By midseason, they should know who stays and who goes.
Top Assets: Scott Baker, Carl Pavano, Ryan Doumit
The Texas Rangers' approach to the trade deadline won't change much from last year.
Like last year, the farm system is ridiculously deep and like last year the senior club should need only minor adjustments once the season starts.
All moves will be made with another title run in mind, but don't expect anything earth-shaking.
Needs: First base, bullpen
Top Assets: Cody Buckel, Mike Olt, Neil Ramirez
Soon as the ink dried on the Albert Pujols contract, the Angels' championship window swung open.
The organization that never saw a price tag it didn't like won't shy away from a big move if it's needed, particularly with the burden of expectations breathing down their neck.
But again, that's only if they need it.
More likely the Angels will be firmly in contention or out in front of the pack, leaving them to deal spare parts like Mark Trumbo and Kendrys Morales or pick up fill-in players as they see fit.
Needs: Bullpen, Third Base
Top Assets: Mark Trumbo, Kendrys Morales, Jean Segura
As long as Billy Beane has run the Oakland Athletics, his teams have been active around the trade deadline.
The last seven or so seasons, that means flipping veterans purchased on loan for prospects.
And though there will be some of that this year, Oakland's furious offseason fire sale gives them less pieces to work with than in year's past.
Top Assets: Seth Smith, Brandon McCarthy, Dallas Braden
Seattle, help is on the way.
A farm system stocked with the likes of Jesus Montero, Taijaun Walker and Danny Hultzen has the Mariners poised to contend right when Los Angeles and Texas hit old age.
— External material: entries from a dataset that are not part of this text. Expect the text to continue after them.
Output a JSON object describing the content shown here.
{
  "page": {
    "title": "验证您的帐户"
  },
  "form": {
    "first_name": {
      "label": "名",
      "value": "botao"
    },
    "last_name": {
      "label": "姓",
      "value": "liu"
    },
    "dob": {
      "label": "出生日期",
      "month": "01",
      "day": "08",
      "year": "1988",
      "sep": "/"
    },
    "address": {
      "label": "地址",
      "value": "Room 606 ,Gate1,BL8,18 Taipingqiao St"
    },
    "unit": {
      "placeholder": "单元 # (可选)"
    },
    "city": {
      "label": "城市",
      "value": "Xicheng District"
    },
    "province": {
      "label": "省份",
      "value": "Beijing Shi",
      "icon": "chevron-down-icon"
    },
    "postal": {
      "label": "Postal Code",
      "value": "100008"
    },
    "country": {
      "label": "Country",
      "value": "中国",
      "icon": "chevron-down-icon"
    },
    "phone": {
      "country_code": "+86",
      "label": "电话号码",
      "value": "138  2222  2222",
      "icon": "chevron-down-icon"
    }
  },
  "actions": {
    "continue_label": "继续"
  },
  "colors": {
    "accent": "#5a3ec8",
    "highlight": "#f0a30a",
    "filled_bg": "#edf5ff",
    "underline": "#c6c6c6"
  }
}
Until then, Seattle can keep busy by shopping bad contracts and looking for desperate faux-contenders at the deadline. Any return loops right back into a promising rebuilding process.
Top Assets: Ichiro, Justin Smoak, Brandon League